═════ STORED DATA ═════

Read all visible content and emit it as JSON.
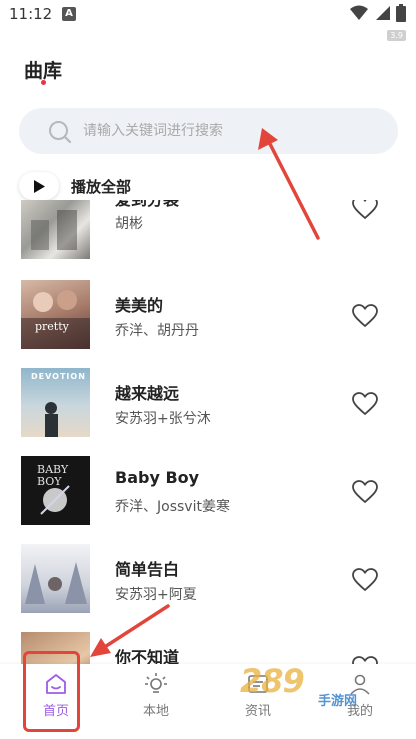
{
  "status_bar": {
    "time": "11:12",
    "badge": "A",
    "tag": "3.9"
  },
  "header": {
    "title": "曲库",
    "accent_color": "#e8334a"
  },
  "search": {
    "placeholder": "请输入关键词进行搜索"
  },
  "play_all": {
    "label": "播放全部"
  },
  "songs": [
    {
      "title": "爱到分裂",
      "artist": "胡彬"
    },
    {
      "title": "美美的",
      "artist": "乔洋、胡丹丹",
      "cover_text": "pretty"
    },
    {
      "title": "越来越远",
      "artist": "安苏羽+张兮沐",
      "cover_text": "DEVOTION"
    },
    {
      "title": "Baby Boy",
      "artist": "乔洋、Jossvit姜寒",
      "cover_text": "BABY BOY"
    },
    {
      "title": "简单告白",
      "artist": "安苏羽+阿夏"
    },
    {
      "title": "你不知道",
      "artist": ""
    }
  ],
  "bottom_nav": {
    "items": [
      {
        "label": "首页",
        "icon": "home-icon",
        "active": true
      },
      {
        "label": "本地",
        "icon": "bulb-icon",
        "active": false
      },
      {
        "label": "资讯",
        "icon": "news-icon",
        "active": false
      },
      {
        "label": "我的",
        "icon": "profile-icon",
        "active": false
      }
    ],
    "active_color": "#9b5de5"
  },
  "watermark": {
    "main": "289",
    "sub": "手游网"
  },
  "annotation_color": "#e2463a"
}
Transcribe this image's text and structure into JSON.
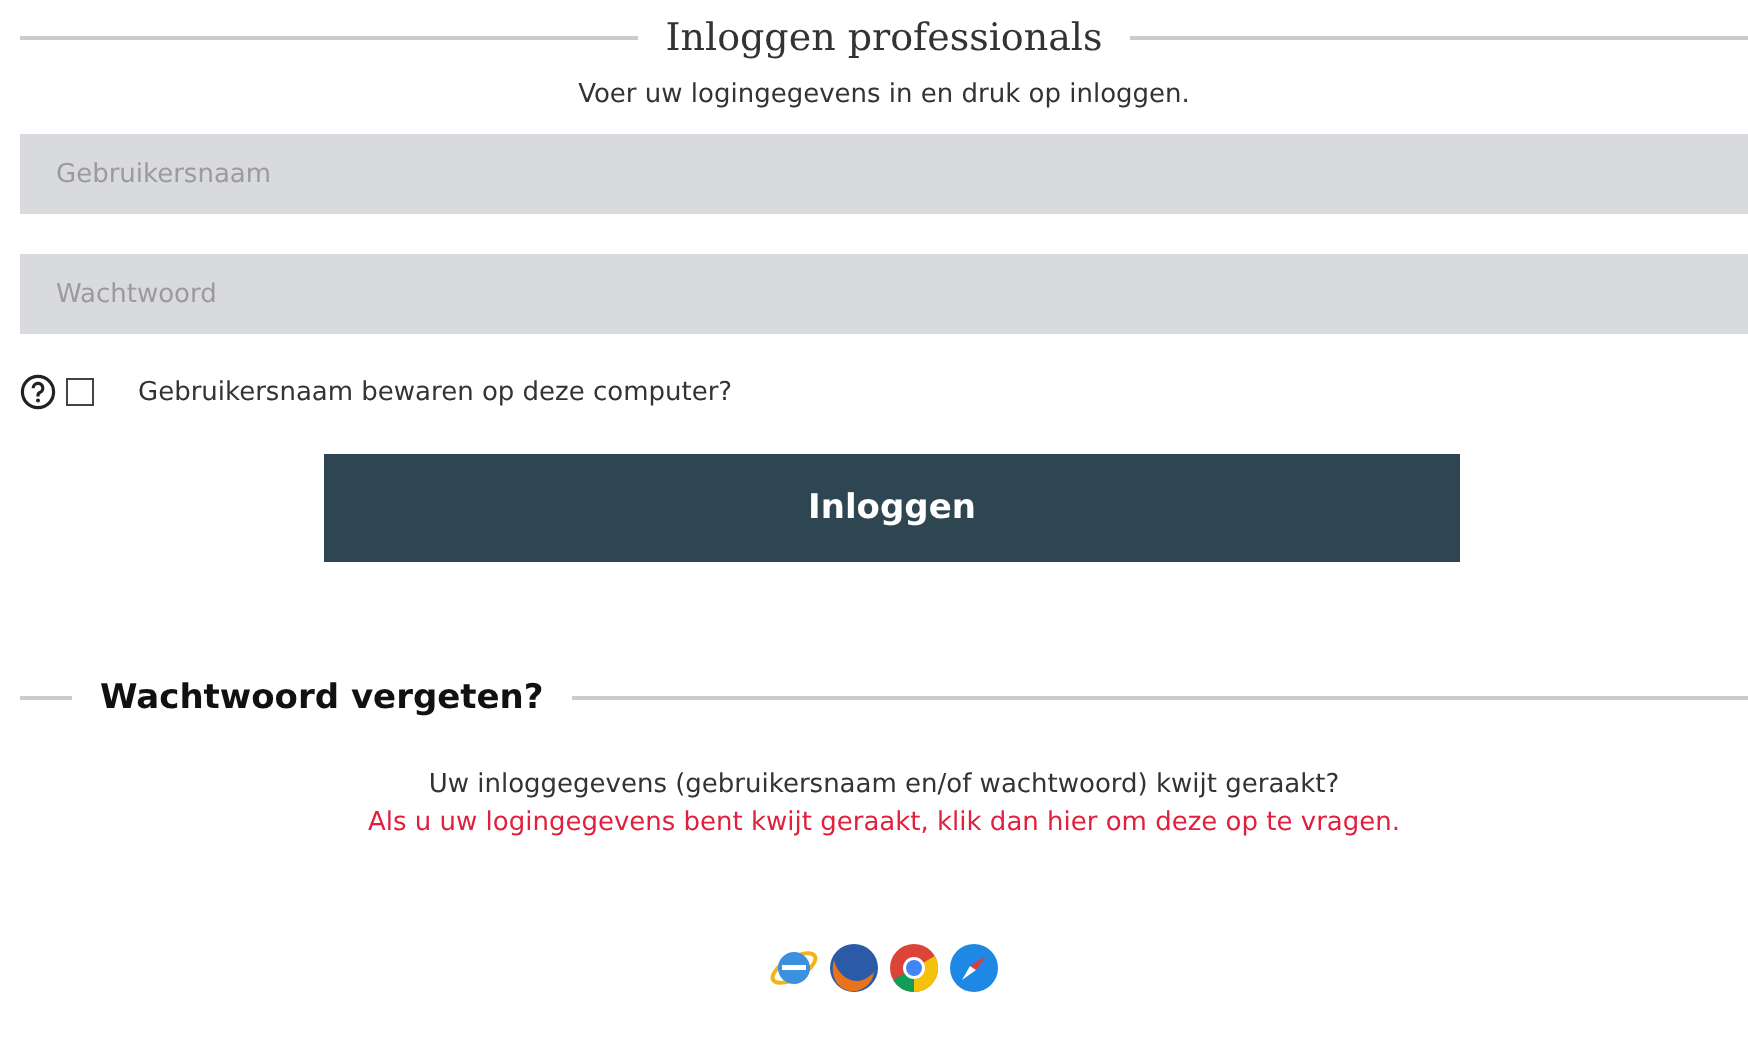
{
  "title": "Inloggen professionals",
  "subtitle": "Voer uw logingegevens in en druk op inloggen.",
  "fields": [
    {
      "placeholder": "Gebruikersnaam"
    },
    {
      "placeholder": "Wachtwoord"
    }
  ],
  "remember": {
    "label": "Gebruikersnaam bewaren op deze computer?",
    "checked": false
  },
  "login_button": "Inloggen",
  "forgot": {
    "heading": "Wachtwoord vergeten?",
    "question": "Uw inloggegevens (gebruikersnaam en/of wachtwoord) kwijt geraakt?",
    "link": "Als u uw logingegevens bent kwijt geraakt, klik dan hier om deze op te vragen."
  }
}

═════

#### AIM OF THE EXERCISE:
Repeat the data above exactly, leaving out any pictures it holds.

#### RESPONSE TO THIS EXERCISE:
Read all visible content and emit it as JSON.
{
  "status_bar": {
    "time": "11:12",
    "badge": "A",
    "tag": "3.9"
  },
  "header": {
    "title": "曲库",
    "accent_color": "#e8334a"
  },
  "search": {
    "placeholder": "请输入关键词进行搜索"
  },
  "play_all": {
    "label": "播放全部"
  },
  "songs": [
    {
      "title": "爱到分裂",
      "artist": "胡彬"
    },
    {
      "title": "美美的",
      "artist": "乔洋、胡丹丹",
      "cover_text": "pretty"
    },
    {
      "title": "越来越远",
      "artist": "安苏羽+张兮沐",
      "cover_text": "DEVOTION"
    },
    {
      "title": "Baby Boy",
      "artist": "乔洋、Jossvit姜寒",
      "cover_text": "BABY BOY"
    },
    {
      "title": "简单告白",
      "artist": "安苏羽+阿夏"
    },
    {
      "title": "你不知道",
      "artist": ""
    }
  ],
  "bottom_nav": {
    "items": [
      {
        "label": "首页",
        "icon": "home-icon",
        "active": true
      },
      {
        "label": "本地",
        "icon": "bulb-icon",
        "active": false
      },
      {
        "label": "资讯",
        "icon": "news-icon",
        "active": false
      },
      {
        "label": "我的",
        "icon": "profile-icon",
        "active": false
      }
    ],
    "active_color": "#9b5de5"
  },
  "watermark": {
    "main": "289",
    "sub": "手游网"
  },
  "annotation_color": "#e2463a"
}
Transcribe this image's text and structure into JSON.
{
  "title": "Inloggen professionals",
  "subtitle": "Voer uw logingegevens in en druk op inloggen.",
  "fields": [
    {
      "placeholder": "Gebruikersnaam"
    },
    {
      "placeholder": "Wachtwoord"
    }
  ],
  "remember": {
    "label": "Gebruikersnaam bewaren op deze computer?",
    "checked": false
  },
  "login_button": "Inloggen",
  "forgot": {
    "heading": "Wachtwoord vergeten?",
    "question": "Uw inloggegevens (gebruikersnaam en/of wachtwoord) kwijt geraakt?",
    "link": "Als u uw logingegevens bent kwijt geraakt, klik dan hier om deze op te vragen."
  }
}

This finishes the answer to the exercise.